[1]https://www.ons.gov.uk/employmentandlabourmarket/peopleinwork/earningsandworkinghours/bulletins/genderpaygapintheuk/2020

[2] Office for National Statistics – Gender Pay Gap in the UK; 2020

[3] Full time is defined as more than 30 hours per week as per Office for National Statistics

[4]Based on Office of National Statistics – full time, part time and temporary workers figures EMP01 Feb – April 2020.

[5]https://www.ons.gov.uk/employmentandlabourmarket/peopleinwork/earningsandworkinghours/bulletins/genderpaygapintheuk/2020

[6]https://www.ons.gov.uk/employmentandlabourmarket/peopleinwork/earningsandworkinghours/bulletins/genderpaygapintheuk/2020

[7]https://www.ons.gov.uk/employmentandlabourmarket/peopleinwork/earningsandworkinghours/bulletins/genderpaygapintheuk/2020

[8] https://gender-pay-gap.service.gov.uk/Employer/4sLYudgS/2020

[9] https://www.xperthr.co.uk/survey-analysis/maternity-leave-and-pay-xperthr-survey-2021/165964/?keywords=maternity+pay+survey

[10] https://www.xperthr.co.uk/survey-analysis/paternity-and-shared-parental-leave-and-pay-xperthr-survey-2021/165965/

[11] https://gender-pay-gap.service.gov.uk/actions-to-close-the-gap/promising-actions

Libraries Unlimited believes…

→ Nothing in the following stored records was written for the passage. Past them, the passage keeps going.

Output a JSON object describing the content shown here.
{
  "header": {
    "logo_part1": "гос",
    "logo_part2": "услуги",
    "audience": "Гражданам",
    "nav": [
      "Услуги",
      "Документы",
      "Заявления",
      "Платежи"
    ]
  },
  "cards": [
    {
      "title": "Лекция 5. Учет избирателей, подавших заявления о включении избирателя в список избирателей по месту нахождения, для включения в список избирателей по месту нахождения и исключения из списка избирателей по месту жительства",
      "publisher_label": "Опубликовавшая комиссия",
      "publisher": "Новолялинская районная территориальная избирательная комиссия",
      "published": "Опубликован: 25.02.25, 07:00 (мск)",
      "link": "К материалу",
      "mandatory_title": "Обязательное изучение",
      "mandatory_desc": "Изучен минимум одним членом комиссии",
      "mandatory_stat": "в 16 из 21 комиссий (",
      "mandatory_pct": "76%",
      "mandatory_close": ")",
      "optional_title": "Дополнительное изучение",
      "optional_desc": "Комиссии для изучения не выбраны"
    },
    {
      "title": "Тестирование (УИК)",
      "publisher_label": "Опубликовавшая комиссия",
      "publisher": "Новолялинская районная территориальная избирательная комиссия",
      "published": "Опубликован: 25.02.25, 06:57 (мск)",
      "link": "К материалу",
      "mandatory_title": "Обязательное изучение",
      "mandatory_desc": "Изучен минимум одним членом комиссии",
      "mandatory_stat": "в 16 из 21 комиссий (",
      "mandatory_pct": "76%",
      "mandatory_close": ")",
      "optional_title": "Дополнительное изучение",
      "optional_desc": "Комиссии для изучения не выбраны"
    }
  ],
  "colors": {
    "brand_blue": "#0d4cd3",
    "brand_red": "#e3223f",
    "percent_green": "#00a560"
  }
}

…in the unlimited potential of library services to make a positive difference to people’s lives and communities through a shared love of reading and access to high quality information and facilities.